- [TASK BRIEF]:
Images do not belong in the copy. Retype all the entries below exactly.

- [DATASET RECORDS]:
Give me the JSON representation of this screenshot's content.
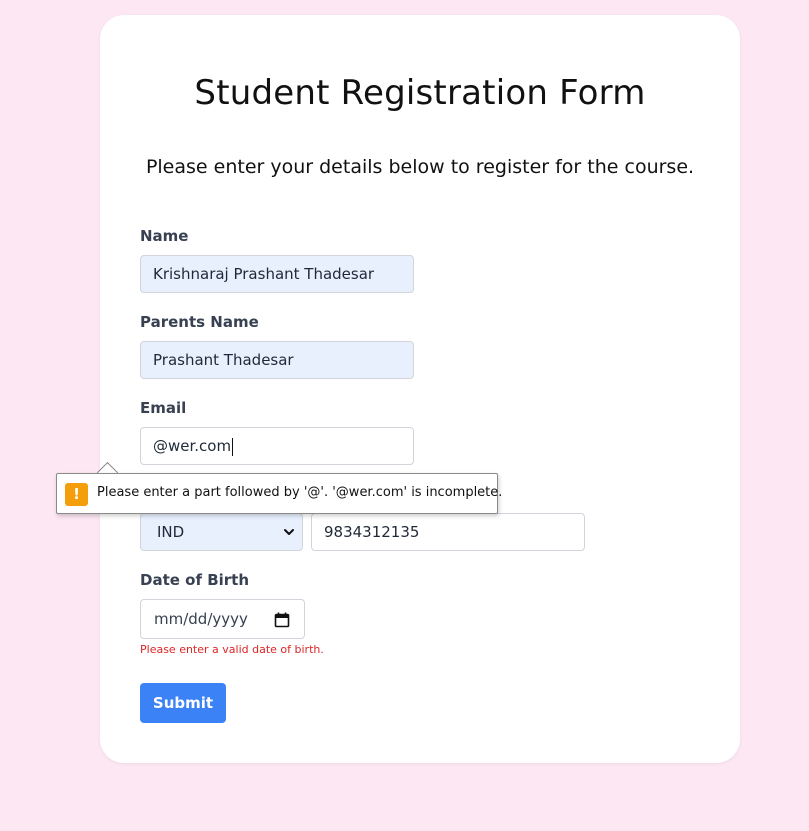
{
  "form": {
    "title": "Student Registration Form",
    "subtitle": "Please enter your details below to register for the course.",
    "name": {
      "label": "Name",
      "value": "Krishnaraj Prashant Thadesar"
    },
    "parents_name": {
      "label": "Parents Name",
      "value": "Prashant Thadesar"
    },
    "email": {
      "label": "Email",
      "value": "@wer.com"
    },
    "phone": {
      "country_code": "IND",
      "number": "9834312135"
    },
    "dob": {
      "label": "Date of Birth",
      "placeholder": "mm/dd/yyyy",
      "error": "Please enter a valid date of birth."
    },
    "submit_label": "Submit"
  },
  "validation_tooltip": {
    "message": "Please enter a part followed by '@'. '@wer.com' is incomplete.",
    "icon": "warning-icon",
    "icon_color": "#f59e0b"
  },
  "colors": {
    "page_background": "#fce7f3",
    "accent": "#3b82f6",
    "error": "#dc2626",
    "autofill": "#e8f0fe"
  }
}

- [ANSWER FOR THIS EXERCISE]:
Give me the JSON representation of this screenshot's content.
{
  "form": {
    "title": "Student Registration Form",
    "subtitle": "Please enter your details below to register for the course.",
    "name": {
      "label": "Name",
      "value": "Krishnaraj Prashant Thadesar"
    },
    "parents_name": {
      "label": "Parents Name",
      "value": "Prashant Thadesar"
    },
    "email": {
      "label": "Email",
      "value": "@wer.com"
    },
    "phone": {
      "country_code": "IND",
      "number": "9834312135"
    },
    "dob": {
      "label": "Date of Birth",
      "placeholder": "mm/dd/yyyy",
      "error": "Please enter a valid date of birth."
    },
    "submit_label": "Submit"
  },
  "validation_tooltip": {
    "message": "Please enter a part followed by '@'. '@wer.com' is incomplete.",
    "icon": "warning-icon",
    "icon_color": "#f59e0b"
  },
  "colors": {
    "page_background": "#fce7f3",
    "accent": "#3b82f6",
    "error": "#dc2626",
    "autofill": "#e8f0fe"
  }
}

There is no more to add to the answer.